Mardini said he used to get the yoghurt he sells from the northern city of Aleppo, but that source has been cut off by the months-long battle for control there between government forces and rebels.
So now he only gets a trickle of supplies from the central city of Hama. And yoghurt that used to go for 60 pounds a canister now goes for 225.
Still, the city maintains a determined liveliness. Damascenes still go out at night to sit at the city’s outdoor cafes, particularly in the upper-class districts, which are nestled in central areas more insulated from the outskirts.
But they head home around 10 p.m., cautious of staying out too late.
During the day, traffic is heavy. But in a sign of the conflict, checkpoints are set up on most major intersections and at entrances to each neighbourhood, manned by soldiers or civilian defence groups. They search through the lined-up cars, popping open hoods and checking IDs to prevent weapons smuggling or car bombs, which have struck repeatedly in the city’s heart.

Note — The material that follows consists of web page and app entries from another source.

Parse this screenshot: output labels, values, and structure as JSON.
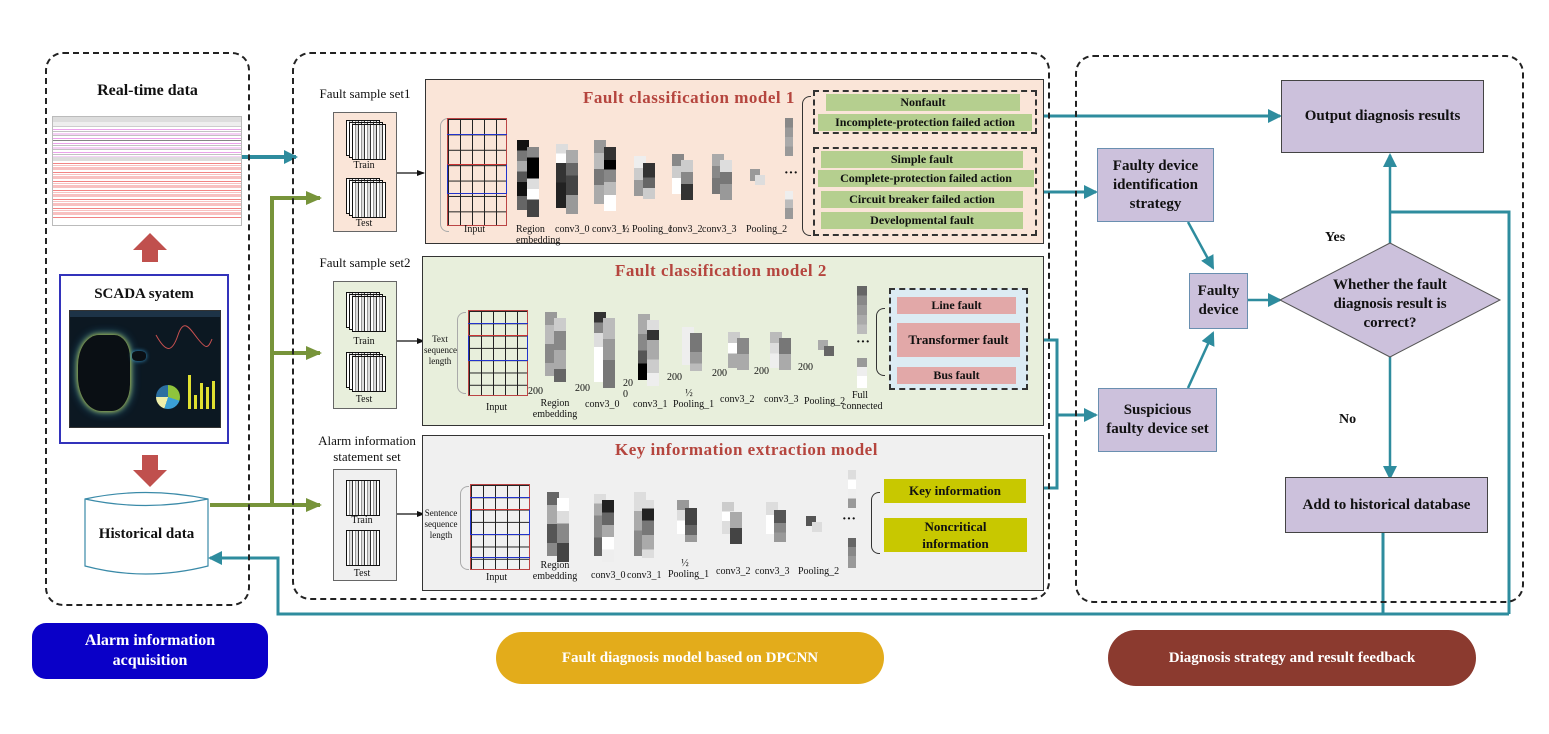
{
  "left_panel": {
    "realtime_title": "Real-time data",
    "scada_title": "SCADA syatem",
    "historical_title": "Historical data",
    "footer_label": "Alarm information acquisition",
    "footer_color": "#0a00c8"
  },
  "middle_panel": {
    "footer_label": "Fault diagnosis model based on DPCNN",
    "footer_color": "#e3ac1b",
    "train_label": "Train",
    "test_label": "Test",
    "models": [
      {
        "set_label": "Fault sample set1",
        "title": "Fault classification model 1",
        "bg_color": "#fae5d8",
        "layer_labels": [
          "Input",
          "Region embedding",
          "conv3_0",
          "conv3_1",
          "½ Pooling_1",
          "conv3_2",
          "conv3_3",
          "Pooling_2"
        ],
        "output_groups": [
          {
            "items": [
              "Nonfault",
              "Incomplete-protection failed action"
            ]
          },
          {
            "items": [
              "Simple fault",
              "Complete-protection failed action",
              "Circuit breaker failed action",
              "Developmental fault"
            ]
          }
        ]
      },
      {
        "set_label": "Fault sample set2",
        "title": "Fault classification model 2",
        "bg_color": "#e8efdc",
        "input_side_label": "Text sequence length",
        "dim_labels": [
          "200",
          "200",
          "20 0",
          "200",
          "200",
          "200",
          "200"
        ],
        "layer_labels": [
          "Input",
          "Region embedding",
          "conv3_0",
          "conv3_1",
          "½ Pooling_1",
          "conv3_2",
          "conv3_3",
          "Pooling_2",
          "Full connected"
        ],
        "output_groups": [
          {
            "items": [
              "Line fault",
              "Transformer fault",
              "Bus fault"
            ]
          }
        ]
      },
      {
        "set_label": "Alarm information statement set",
        "title": "Key information extraction model",
        "bg_color": "#f0f0f0",
        "input_side_label": "Sentence sequence length",
        "layer_labels": [
          "Input",
          "Region embedding",
          "conv3_0",
          "conv3_1",
          "½ Pooling_1",
          "conv3_2",
          "conv3_3",
          "Pooling_2"
        ],
        "output_groups": [
          {
            "items": [
              "Key information",
              "Noncritical information"
            ]
          }
        ]
      }
    ],
    "ellipsis": "···"
  },
  "right_panel": {
    "output_results": "Output diagnosis results",
    "identification_strategy": "Faulty device identification strategy",
    "faulty_device": "Faulty device",
    "suspicious_set": "Suspicious faulty device set",
    "decision": "Whether the fault diagnosis result is correct?",
    "yes_label": "Yes",
    "no_label": "No",
    "add_to_db": "Add to historical database",
    "footer_label": "Diagnosis strategy and result feedback",
    "footer_color": "#8b3a2f"
  },
  "colors": {
    "teal_arrow": "#2e8c9e",
    "green_arrow": "#77943a",
    "red_arrow": "#c0504d",
    "node_fill": "#ccc1dc"
  }
}
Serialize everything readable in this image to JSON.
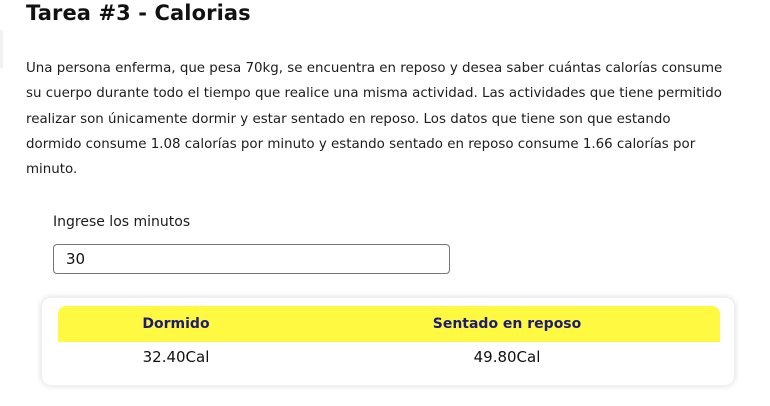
{
  "page": {
    "title": "Tarea #3 - Calorias",
    "description": "Una persona enferma, que pesa 70kg, se encuentra en reposo y desea saber cuántas calorías consume su cuerpo durante todo el tiempo que realice una misma actividad. Las actividades que tiene permitido realizar son únicamente dormir y estar sentado en reposo. Los datos que tiene son que estando dormido consume 1.08 calorías por minuto y estando sentado en reposo consume 1.66 calorías por minuto."
  },
  "form": {
    "minutes_label": "Ingrese los minutos",
    "minutes_value": "30"
  },
  "results": {
    "headers": [
      "Dormido",
      "Sentado en reposo"
    ],
    "values": [
      "32.40Cal",
      "49.80Cal"
    ]
  },
  "colors": {
    "header_background": "#fff941",
    "header_text": "#1d1a7a"
  }
}
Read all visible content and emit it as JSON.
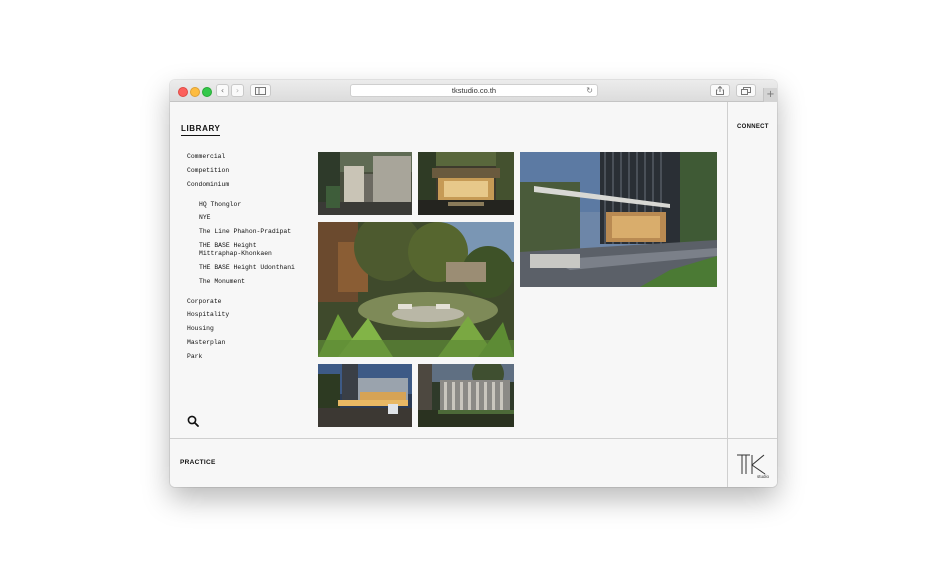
{
  "browser": {
    "url": "tkstudio.co.th"
  },
  "library": {
    "title": "LIBRARY",
    "categories_top": [
      "Commercial",
      "Competition",
      "Condominium"
    ],
    "condominium_items": [
      "HQ Thonglor",
      "NYE",
      "The Line Phahon-Pradipat",
      "THE BASE Height Mittraphap-Khonkaen",
      "THE BASE Height Udonthani",
      "The Monument"
    ],
    "categories_bottom": [
      "Corporate",
      "Hospitality",
      "Housing",
      "Masterplan",
      "Park"
    ]
  },
  "nav": {
    "connect": "CONNECT",
    "practice": "PRACTICE"
  },
  "logo": {
    "text": "TK",
    "subtext": "studio"
  },
  "icons": {
    "search": "search-icon",
    "sidebar": "sidebar-icon",
    "share": "share-icon",
    "tabs": "tabs-icon",
    "reload": "reload-icon"
  },
  "gallery": [
    "photo-walled-courtyard",
    "photo-lit-lobby-entrance",
    "photo-tower-garden-plaza",
    "photo-tropical-garden",
    "photo-night-drop-off",
    "photo-night-screen-wall"
  ]
}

At one checkpoint at an intersection near the outer district of Qusaa, a young soldier said their position came under fire several weeks ago from rebels who infiltrated into the city, using a building on the other side of a nearby graveyard to shoot down at them. They stormed the building and drove them out, but were unable to catch the rebels, he said.
The soldier, who refused to be identified in accordance with military rules, was a member of Syria’s Shiite minority, and said his home village up in the northern province of Idlib, by the Turkish border, was surrounded by rebels.
The city has also been swamped by an influx of Syrians fleeing from war-torn parts of the country, particularly the Rif. Some move in with relatives, while others search for apartments, causing a spike in rents. The poorest set up tents in highway medians and city parks. With little to do, displaced families wander through the city’s historic Souq al-Hamediya market.
“They just look, they never buy,” said Hassan al-Qadi, a gold-seller in the Souq. His business has plunged as residents concentrate on buying the essentials and avoid luxuries. His main clients now are people who have some extra money they want to protect — but they buy raw gold from him, not anything with workmanship, so his profit margins are lower.
“It used to be that people bought gold when they got married. But now they just buy the fake stuff,” al-Qadi said. “At most they’ll buy a ring.”